### [Work instructions]
Quote all of the data below exactly, please.

[Opening Data section section]

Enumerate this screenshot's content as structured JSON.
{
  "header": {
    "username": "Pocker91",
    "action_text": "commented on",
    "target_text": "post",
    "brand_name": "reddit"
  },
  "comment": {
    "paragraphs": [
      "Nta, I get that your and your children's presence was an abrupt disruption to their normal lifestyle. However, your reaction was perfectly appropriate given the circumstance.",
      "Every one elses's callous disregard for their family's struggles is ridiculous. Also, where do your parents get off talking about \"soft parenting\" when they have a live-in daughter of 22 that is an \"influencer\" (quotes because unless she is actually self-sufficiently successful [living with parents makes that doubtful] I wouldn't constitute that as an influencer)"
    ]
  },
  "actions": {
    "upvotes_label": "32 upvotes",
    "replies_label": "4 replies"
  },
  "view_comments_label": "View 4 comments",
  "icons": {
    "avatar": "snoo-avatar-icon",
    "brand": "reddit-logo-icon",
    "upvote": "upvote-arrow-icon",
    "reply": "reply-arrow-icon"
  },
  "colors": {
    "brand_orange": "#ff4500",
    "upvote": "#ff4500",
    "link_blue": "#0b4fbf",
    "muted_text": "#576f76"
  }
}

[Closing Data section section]

### [Exercise output]
Enumerate this screenshot's content as structured JSON.
{
  "header": {
    "username": "Pocker91",
    "action_text": "commented on",
    "target_text": "post",
    "brand_name": "reddit"
  },
  "comment": {
    "paragraphs": [
      "Nta, I get that your and your children's presence was an abrupt disruption to their normal lifestyle. However, your reaction was perfectly appropriate given the circumstance.",
      "Every one elses's callous disregard for their family's struggles is ridiculous. Also, where do your parents get off talking about \"soft parenting\" when they have a live-in daughter of 22 that is an \"influencer\" (quotes because unless she is actually self-sufficiently successful [living with parents makes that doubtful] I wouldn't constitute that as an influencer)"
    ]
  },
  "actions": {
    "upvotes_label": "32 upvotes",
    "replies_label": "4 replies"
  },
  "view_comments_label": "View 4 comments",
  "icons": {
    "avatar": "snoo-avatar-icon",
    "brand": "reddit-logo-icon",
    "upvote": "upvote-arrow-icon",
    "reply": "reply-arrow-icon"
  },
  "colors": {
    "brand_orange": "#ff4500",
    "upvote": "#ff4500",
    "link_blue": "#0b4fbf",
    "muted_text": "#576f76"
  }
}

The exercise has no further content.